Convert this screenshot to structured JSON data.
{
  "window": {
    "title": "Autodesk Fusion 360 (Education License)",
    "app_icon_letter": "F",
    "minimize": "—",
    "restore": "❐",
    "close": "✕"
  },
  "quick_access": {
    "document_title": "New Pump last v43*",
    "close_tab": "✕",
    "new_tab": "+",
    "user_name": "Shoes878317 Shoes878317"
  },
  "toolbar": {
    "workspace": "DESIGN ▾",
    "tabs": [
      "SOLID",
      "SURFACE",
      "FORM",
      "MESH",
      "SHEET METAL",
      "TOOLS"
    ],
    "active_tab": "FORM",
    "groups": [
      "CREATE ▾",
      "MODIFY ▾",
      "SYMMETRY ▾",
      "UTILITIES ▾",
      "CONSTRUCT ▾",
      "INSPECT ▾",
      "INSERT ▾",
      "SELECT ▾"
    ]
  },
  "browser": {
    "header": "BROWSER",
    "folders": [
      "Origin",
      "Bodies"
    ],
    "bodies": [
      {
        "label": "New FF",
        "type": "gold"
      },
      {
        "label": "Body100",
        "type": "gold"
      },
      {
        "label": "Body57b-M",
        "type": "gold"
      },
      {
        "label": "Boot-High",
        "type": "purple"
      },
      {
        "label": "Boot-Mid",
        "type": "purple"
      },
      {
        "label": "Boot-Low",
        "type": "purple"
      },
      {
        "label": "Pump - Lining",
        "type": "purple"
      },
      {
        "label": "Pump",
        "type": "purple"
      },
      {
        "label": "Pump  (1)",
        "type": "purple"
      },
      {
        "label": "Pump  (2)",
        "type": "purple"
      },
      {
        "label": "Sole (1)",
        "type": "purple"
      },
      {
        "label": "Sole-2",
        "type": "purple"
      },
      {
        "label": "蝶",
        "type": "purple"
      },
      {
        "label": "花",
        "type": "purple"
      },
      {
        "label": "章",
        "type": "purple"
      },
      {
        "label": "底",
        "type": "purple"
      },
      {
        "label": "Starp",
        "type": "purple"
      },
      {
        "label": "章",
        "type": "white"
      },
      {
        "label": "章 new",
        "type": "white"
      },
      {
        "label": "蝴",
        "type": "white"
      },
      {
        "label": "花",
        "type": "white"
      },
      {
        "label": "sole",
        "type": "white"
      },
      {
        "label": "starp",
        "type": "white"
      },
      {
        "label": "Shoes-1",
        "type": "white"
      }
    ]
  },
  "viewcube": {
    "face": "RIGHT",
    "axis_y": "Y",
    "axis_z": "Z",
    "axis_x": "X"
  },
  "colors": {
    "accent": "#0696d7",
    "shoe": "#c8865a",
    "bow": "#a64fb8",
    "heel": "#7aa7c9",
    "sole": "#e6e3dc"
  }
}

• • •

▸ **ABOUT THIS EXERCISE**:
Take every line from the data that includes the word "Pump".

▸ **EXPECTED ANSWER**:
    "document_title": "New Pump last v43*",
        "label": "Pump - Lining",
        "label": "Pump",
        "label": "Pump  (1)",
        "label": "Pump  (2)",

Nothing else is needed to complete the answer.